Aim of the task
Copy out all of the entries below without any change.

Data shown

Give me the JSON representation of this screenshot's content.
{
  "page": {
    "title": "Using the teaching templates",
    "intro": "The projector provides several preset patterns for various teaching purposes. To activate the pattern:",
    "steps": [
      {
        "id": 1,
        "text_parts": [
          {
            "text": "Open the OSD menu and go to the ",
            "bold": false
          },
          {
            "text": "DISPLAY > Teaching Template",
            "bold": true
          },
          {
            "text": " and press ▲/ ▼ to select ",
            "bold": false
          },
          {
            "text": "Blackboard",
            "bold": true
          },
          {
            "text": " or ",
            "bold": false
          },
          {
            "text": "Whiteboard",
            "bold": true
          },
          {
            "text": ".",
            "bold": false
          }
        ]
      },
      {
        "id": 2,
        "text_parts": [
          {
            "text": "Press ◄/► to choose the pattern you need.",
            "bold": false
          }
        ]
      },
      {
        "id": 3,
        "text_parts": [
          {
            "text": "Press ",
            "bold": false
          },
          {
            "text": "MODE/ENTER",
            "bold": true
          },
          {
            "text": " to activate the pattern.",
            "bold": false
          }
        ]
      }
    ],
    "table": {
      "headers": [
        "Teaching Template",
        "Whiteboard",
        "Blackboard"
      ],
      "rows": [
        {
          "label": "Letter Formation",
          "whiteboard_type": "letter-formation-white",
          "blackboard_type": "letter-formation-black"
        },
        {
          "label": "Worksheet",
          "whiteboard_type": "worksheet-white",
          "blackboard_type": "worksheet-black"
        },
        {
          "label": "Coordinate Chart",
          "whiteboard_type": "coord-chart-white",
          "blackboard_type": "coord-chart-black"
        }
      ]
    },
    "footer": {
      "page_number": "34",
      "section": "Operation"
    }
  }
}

Answer below
Give me the JSON representation of this screenshot's content.
{
  "page": {
    "title": "Using the teaching templates",
    "intro": "The projector provides several preset patterns for various teaching purposes. To activate the pattern:",
    "steps": [
      {
        "id": 1,
        "text_parts": [
          {
            "text": "Open the OSD menu and go to the ",
            "bold": false
          },
          {
            "text": "DISPLAY > Teaching Template",
            "bold": true
          },
          {
            "text": " and press ▲/ ▼ to select ",
            "bold": false
          },
          {
            "text": "Blackboard",
            "bold": true
          },
          {
            "text": " or ",
            "bold": false
          },
          {
            "text": "Whiteboard",
            "bold": true
          },
          {
            "text": ".",
            "bold": false
          }
        ]
      },
      {
        "id": 2,
        "text_parts": [
          {
            "text": "Press ◄/► to choose the pattern you need.",
            "bold": false
          }
        ]
      },
      {
        "id": 3,
        "text_parts": [
          {
            "text": "Press ",
            "bold": false
          },
          {
            "text": "MODE/ENTER",
            "bold": true
          },
          {
            "text": " to activate the pattern.",
            "bold": false
          }
        ]
      }
    ],
    "table": {
      "headers": [
        "Teaching Template",
        "Whiteboard",
        "Blackboard"
      ],
      "rows": [
        {
          "label": "Letter Formation",
          "whiteboard_type": "letter-formation-white",
          "blackboard_type": "letter-formation-black"
        },
        {
          "label": "Worksheet",
          "whiteboard_type": "worksheet-white",
          "blackboard_type": "worksheet-black"
        },
        {
          "label": "Coordinate Chart",
          "whiteboard_type": "coord-chart-white",
          "blackboard_type": "coord-chart-black"
        }
      ]
    },
    "footer": {
      "page_number": "34",
      "section": "Operation"
    }
  }
}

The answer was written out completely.